The Conduct of an Appeal Blog

What happens when an appellate court releases reasons in error

Aug 15, 2019 2 MIN READ
Mark A. Gelowitz

Partner, Disputes, Toronto

W. David Rankin

Partner, Disputes, Toronto

We deal extensively with appellate practice and procedure in Sopinka and Gelowitz on the Conduct of an Appeal, 4th Edition, but occasionally novel circumstances will arise that could not have been anticipated and for which precedent offers no guidance. Such circumstances arose recently in Hilson v. 1336365 Alberta Ltd., 2019 ONCA 653. The Court of Appeal for Ontario released reasons signed by three judges of the Court, one of whom had not actually heard the appeal.

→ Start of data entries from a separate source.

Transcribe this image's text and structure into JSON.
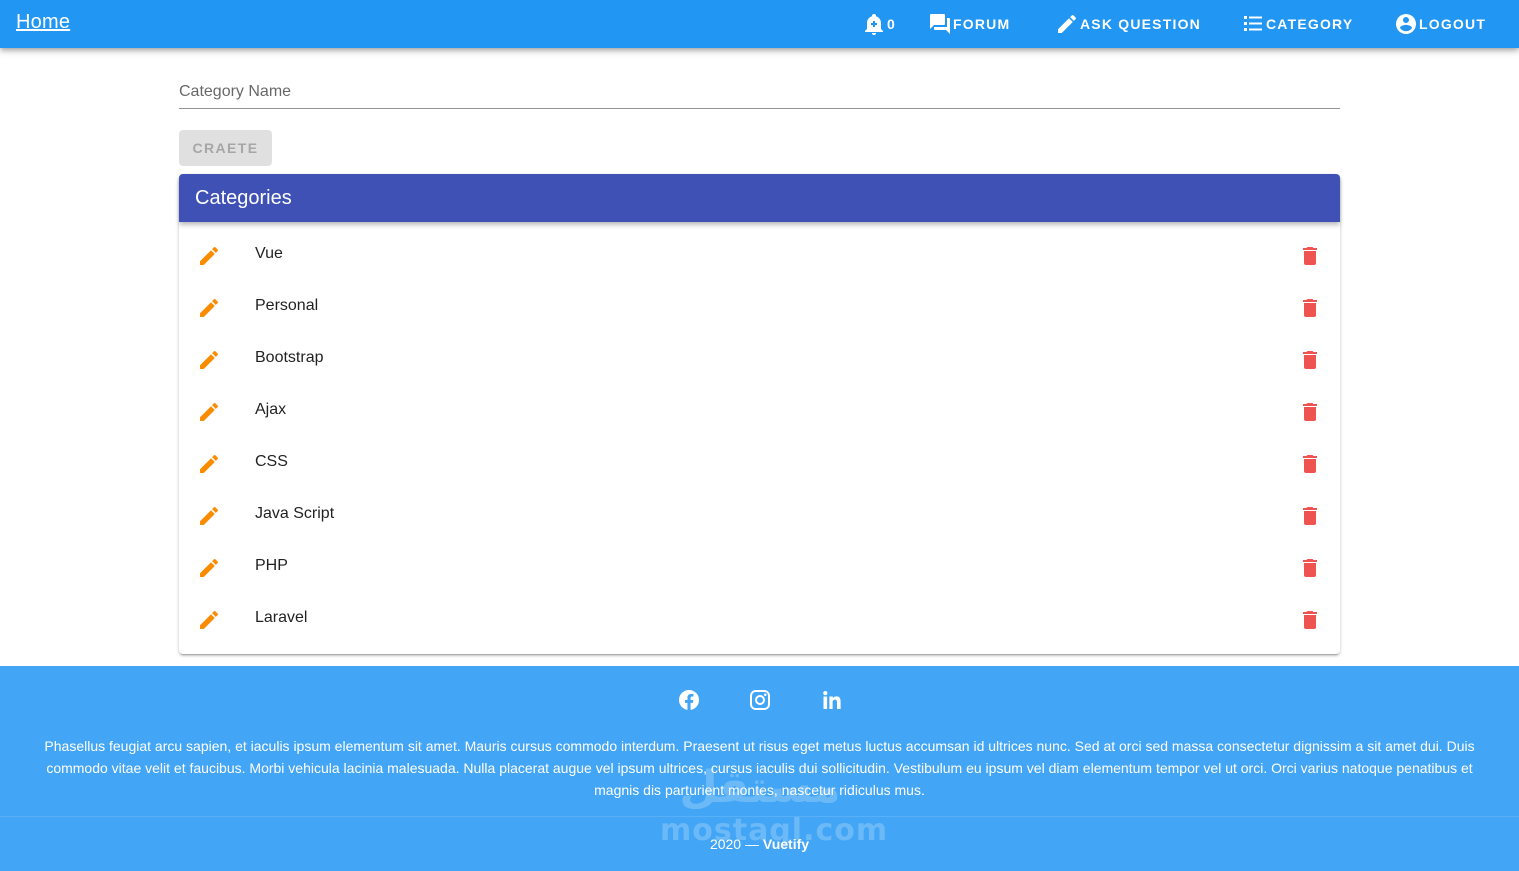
{
  "appbar": {
    "home_label": "Home",
    "notification_count": "0",
    "forum_label": "FORUM",
    "ask_label": "ASK QUESTION",
    "category_label": "CATEGORY",
    "logout_label": "LOGOUT"
  },
  "form": {
    "category_placeholder": "Category Name",
    "category_value": "",
    "create_label": "CRAETE"
  },
  "card": {
    "title": "Categories",
    "items": [
      {
        "label": "Vue"
      },
      {
        "label": "Personal"
      },
      {
        "label": "Bootstrap"
      },
      {
        "label": "Ajax"
      },
      {
        "label": "CSS"
      },
      {
        "label": "Java Script"
      },
      {
        "label": "PHP"
      },
      {
        "label": "Laravel"
      }
    ]
  },
  "footer": {
    "social": [
      "facebook-icon",
      "instagram-icon",
      "linkedin-icon"
    ],
    "text": "Phasellus feugiat arcu sapien, et iaculis ipsum elementum sit amet. Mauris cursus commodo interdum. Praesent ut risus eget metus luctus accumsan id ultrices nunc. Sed at orci sed massa consectetur dignissim a sit amet dui. Duis commodo vitae velit et faucibus. Morbi vehicula lacinia malesuada. Nulla placerat augue vel ipsum ultrices, cursus iaculis dui sollicitudin. Vestibulum eu ipsum vel diam elementum tempor vel ut orci. Orci varius natoque penatibus et magnis dis parturient montes, nascetur ridiculus mus.",
    "year": "2020 —",
    "brand": "Vuetify"
  },
  "watermark": {
    "arabic": "مستقل",
    "latin": "mostaql.com"
  },
  "colors": {
    "appbar": "#2196f3",
    "card_header": "#3f51b5",
    "edit": "#fb8c00",
    "delete": "#ef5350",
    "footer": "#42a5f5"
  }
}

The third panel member who had heard the appeal somehow had not been involved in the circulation of the draft reasons and thus had no opportunity to provide his input or signature. As that judge had not signed the judgment, it was not a judgment of the Court, and had no force or effect.

That much is clear. But what next? The original panel that heard the appeal remained seized of the appeal and asked for submissions from the parties. Conduct of an Appeal provides no guidance for these circumstances (yet). Not surprisingly, the party who was largely successful in the invalid judgment (the respondent) proposed that the third judge review the judgment and either assent or dissent. As the invalid judgment was expressed as unanimous, the adoption of this proposal would not have changed the outcome of the appeal.

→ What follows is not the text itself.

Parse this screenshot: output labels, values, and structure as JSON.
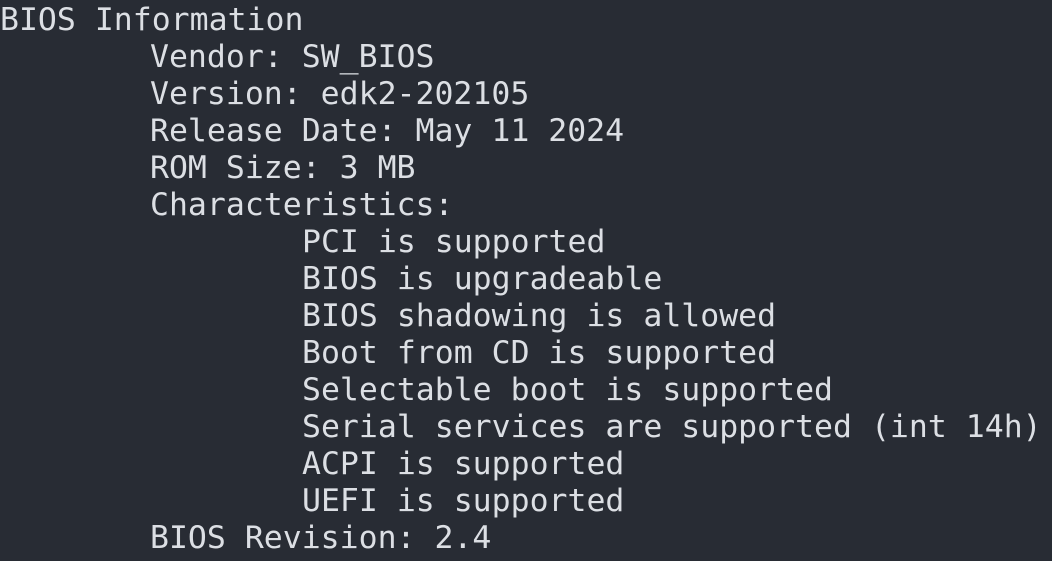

The Court declined the respondent’s proposal and ordered a re-hearing by a differently constituted panel on an expedited basis. Because the third judge who heard the appeal had not participated in the preparation of the reasons previously released, “the decision-making process has been compromised and this panel cannot render a judgment.” The Court held that this defect could not be corrected after the fact. The Court’s brief reasons do not elaborate on why that is, but it reflects the collaborative nature of appellate decision-making. Participation of all judges who heard the appeal is essential, so that each judge’s independent views can be considered and weighed by the others. The reasons for judgement—and even the final outcome—may well have been different with the participation of all the judges on the panel. Nobody can say for certain, which is exactly why a new hearing before a differently constituted panel is essential, to protect the integrity of the Court’s process.